He added that 4-bit terabyte-SSD products will now rapidly spread throughout the entire market. Stack enough of those together, and you can get a lot of storage in the standard 2.5-inch SSD form factor at lower costs.
The new 4-bit technology is based on Samsung's 1Tb V-NAND. At the time, it ensured consumers that the new memory solutions would allow for the creation of solid state drives (SSDs) with significantly increased capacity.
Storing more bits per cell in QLC drives inevitably means lower performance and endurance when compared to TLC, but Samsung claims it has managed to maintain the performance level of existing TLC drives.
A major impediment to making 4-bit NAND a reality has been the substantial performance hit due to lower charge levels.
The company revealed today that it has begun mass production on a new 4-bit quad-level-cell SSD that boasts 4TB of storage.
4-bit QLC has been a tricky thing to figure out, because while the potential for higher capacity is there, write speeds tend to suffer in the jump from three bits to four.

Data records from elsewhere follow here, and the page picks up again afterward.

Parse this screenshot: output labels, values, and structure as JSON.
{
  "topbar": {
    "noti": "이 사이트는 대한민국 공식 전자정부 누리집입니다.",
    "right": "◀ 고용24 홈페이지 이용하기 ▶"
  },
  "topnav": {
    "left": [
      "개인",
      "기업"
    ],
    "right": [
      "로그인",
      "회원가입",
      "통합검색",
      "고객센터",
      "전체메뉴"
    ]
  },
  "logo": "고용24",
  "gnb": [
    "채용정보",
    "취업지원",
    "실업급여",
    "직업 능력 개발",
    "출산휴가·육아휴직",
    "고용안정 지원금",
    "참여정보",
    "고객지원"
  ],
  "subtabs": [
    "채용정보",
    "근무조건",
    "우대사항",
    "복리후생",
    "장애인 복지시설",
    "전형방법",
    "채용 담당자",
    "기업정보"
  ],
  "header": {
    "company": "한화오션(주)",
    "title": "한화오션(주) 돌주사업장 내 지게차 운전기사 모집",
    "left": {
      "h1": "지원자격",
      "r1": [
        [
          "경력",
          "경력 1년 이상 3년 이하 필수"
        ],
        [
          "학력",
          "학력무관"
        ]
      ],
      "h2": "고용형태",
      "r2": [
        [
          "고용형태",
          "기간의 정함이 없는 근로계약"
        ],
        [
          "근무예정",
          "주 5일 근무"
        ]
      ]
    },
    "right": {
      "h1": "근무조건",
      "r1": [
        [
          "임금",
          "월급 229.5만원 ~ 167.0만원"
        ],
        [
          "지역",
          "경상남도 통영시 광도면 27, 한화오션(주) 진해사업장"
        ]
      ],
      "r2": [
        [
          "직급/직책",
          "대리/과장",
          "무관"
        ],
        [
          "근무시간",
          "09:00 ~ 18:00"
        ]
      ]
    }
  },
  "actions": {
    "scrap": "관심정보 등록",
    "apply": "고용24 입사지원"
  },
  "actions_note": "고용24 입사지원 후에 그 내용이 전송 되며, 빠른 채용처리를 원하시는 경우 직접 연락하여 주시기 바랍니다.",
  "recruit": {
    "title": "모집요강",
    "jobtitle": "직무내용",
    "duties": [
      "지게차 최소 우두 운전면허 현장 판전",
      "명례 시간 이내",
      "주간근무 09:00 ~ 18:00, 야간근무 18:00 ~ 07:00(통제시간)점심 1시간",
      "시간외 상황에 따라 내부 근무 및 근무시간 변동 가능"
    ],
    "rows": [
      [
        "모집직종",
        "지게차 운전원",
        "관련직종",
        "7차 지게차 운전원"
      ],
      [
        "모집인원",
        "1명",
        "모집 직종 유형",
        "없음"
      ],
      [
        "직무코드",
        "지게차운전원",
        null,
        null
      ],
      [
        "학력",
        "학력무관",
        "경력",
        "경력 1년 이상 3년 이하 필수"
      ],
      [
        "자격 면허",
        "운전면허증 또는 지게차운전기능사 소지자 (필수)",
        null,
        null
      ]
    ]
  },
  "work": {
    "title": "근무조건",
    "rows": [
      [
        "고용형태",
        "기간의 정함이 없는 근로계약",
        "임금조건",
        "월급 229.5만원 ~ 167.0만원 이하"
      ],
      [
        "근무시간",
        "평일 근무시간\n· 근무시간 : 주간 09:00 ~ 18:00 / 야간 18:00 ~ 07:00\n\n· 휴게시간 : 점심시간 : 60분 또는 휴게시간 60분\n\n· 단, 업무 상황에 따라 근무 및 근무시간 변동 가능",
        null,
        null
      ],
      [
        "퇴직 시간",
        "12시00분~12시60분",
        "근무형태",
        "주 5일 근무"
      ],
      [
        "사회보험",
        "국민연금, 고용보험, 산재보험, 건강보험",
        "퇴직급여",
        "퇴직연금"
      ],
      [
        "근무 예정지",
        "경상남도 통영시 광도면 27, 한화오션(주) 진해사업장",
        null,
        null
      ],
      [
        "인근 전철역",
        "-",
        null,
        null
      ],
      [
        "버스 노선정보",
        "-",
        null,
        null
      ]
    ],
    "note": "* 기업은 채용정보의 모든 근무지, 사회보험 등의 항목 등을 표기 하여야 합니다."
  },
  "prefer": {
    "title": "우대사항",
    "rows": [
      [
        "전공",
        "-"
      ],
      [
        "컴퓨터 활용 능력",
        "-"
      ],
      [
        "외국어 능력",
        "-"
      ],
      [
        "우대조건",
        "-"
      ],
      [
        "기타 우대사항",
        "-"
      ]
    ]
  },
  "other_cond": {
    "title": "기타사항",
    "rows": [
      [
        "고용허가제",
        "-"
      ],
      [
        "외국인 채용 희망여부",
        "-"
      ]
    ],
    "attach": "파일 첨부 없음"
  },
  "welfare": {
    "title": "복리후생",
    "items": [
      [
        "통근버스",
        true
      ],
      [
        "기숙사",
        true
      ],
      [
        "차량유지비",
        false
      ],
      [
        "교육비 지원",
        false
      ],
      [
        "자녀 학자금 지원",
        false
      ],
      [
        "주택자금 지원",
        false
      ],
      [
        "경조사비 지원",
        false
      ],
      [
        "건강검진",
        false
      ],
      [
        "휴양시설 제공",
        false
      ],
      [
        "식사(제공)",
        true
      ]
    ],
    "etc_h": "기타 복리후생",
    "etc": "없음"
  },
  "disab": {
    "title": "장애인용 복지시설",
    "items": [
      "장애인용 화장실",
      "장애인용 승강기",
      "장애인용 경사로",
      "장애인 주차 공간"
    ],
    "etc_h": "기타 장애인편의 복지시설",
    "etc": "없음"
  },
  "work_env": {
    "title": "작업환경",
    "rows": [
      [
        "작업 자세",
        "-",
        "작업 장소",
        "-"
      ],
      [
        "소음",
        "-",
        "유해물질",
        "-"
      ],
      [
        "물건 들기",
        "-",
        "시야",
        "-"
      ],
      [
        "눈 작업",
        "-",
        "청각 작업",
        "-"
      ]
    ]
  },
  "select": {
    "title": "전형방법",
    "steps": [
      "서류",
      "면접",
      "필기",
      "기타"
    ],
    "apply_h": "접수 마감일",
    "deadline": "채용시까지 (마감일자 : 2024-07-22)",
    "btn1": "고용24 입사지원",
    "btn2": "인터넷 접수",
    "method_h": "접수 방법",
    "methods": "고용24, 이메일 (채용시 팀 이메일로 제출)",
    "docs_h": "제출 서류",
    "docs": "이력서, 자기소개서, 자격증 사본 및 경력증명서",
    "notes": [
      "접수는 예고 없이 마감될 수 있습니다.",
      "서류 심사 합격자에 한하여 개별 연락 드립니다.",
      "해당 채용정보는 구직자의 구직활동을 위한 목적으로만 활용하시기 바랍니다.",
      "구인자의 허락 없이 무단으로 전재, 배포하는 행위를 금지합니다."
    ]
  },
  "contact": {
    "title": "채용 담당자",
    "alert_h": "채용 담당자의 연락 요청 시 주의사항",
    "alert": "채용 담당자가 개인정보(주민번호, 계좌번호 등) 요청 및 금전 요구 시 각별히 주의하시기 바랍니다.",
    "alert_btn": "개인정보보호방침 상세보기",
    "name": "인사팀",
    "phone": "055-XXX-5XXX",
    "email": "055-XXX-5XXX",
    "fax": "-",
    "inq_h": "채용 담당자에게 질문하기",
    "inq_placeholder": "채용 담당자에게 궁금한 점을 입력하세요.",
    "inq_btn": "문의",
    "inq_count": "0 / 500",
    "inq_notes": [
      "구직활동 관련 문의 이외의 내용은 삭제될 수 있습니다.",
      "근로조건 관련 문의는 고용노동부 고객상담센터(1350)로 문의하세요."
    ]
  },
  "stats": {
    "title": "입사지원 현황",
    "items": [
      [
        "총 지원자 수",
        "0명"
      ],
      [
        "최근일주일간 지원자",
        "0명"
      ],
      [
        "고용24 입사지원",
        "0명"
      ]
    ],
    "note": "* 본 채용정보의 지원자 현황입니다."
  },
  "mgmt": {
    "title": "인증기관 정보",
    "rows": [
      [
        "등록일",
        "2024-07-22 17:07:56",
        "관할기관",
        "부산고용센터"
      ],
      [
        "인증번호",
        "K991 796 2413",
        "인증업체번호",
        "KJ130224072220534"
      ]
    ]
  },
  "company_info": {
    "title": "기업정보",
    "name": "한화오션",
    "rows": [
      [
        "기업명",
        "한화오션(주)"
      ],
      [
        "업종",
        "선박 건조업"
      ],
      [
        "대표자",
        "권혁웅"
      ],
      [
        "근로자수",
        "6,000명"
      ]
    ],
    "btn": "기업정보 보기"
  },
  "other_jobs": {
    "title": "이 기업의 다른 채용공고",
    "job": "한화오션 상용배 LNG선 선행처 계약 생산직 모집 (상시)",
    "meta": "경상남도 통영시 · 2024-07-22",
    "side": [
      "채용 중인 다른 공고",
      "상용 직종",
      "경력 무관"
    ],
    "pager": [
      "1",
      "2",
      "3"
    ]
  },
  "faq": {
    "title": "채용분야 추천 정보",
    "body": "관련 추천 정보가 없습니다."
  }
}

Consumers will have the option of picking up the new Samsung SSDs in 1, 2, and 4TB capacities.
The company also expects to provide M.2 NVMe SSDs for enterprises and start mass production of 4-bit 5th-generation V-NAND.
Interestingly, Samsung said it will use the same chip to "efficiently" produce a 128GB memory card for smartphones. At least there's plenty of competition in the QLC space, so hopefully we'll be pleasantly surprised by the price.